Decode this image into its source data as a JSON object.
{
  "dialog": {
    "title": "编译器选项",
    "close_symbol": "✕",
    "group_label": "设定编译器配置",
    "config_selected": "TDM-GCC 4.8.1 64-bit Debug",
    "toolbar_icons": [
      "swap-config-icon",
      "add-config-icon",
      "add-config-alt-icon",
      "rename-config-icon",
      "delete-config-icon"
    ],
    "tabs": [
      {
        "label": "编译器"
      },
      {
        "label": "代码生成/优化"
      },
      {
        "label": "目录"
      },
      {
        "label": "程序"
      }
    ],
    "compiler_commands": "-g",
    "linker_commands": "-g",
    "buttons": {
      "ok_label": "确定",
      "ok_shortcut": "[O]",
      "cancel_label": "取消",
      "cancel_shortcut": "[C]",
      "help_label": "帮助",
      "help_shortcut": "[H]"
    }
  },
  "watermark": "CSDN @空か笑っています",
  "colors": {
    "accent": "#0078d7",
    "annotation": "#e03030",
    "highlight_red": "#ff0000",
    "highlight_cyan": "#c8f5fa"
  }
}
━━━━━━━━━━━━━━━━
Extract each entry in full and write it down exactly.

Decode this image into its source data as a JSON object.
{
  "dialog": {
    "title": "编译器选项",
    "close_symbol": "✕",
    "group_label": "设定编译器配置",
    "config_selected": "TDM-GCC 4.8.1 64-bit Debug",
    "toolbar_icons": [
      "swap-config-icon",
      "add-config-icon",
      "add-config-alt-icon",
      "rename-config-icon",
      "delete-config-icon"
    ],
    "tabs": [
      {
        "label": "编译器"
      },
      {
        "label": "代码生成/优化"
      },
      {
        "label": "目录"
      },
      {
        "label": "程序"
      }
    ],
    "compiler_commands": "-g",
    "linker_commands": "-g",
    "buttons": {
      "ok_label": "确定",
      "ok_shortcut": "[O]",
      "cancel_label": "取消",
      "cancel_shortcut": "[C]",
      "help_label": "帮助",
      "help_shortcut": "[H]"
    }
  },
  "watermark": "CSDN @空か笑っています",
  "colors": {
    "accent": "#0078d7",
    "annotation": "#e03030",
    "highlight_red": "#ff0000",
    "highlight_cyan": "#c8f5fa"
  }
}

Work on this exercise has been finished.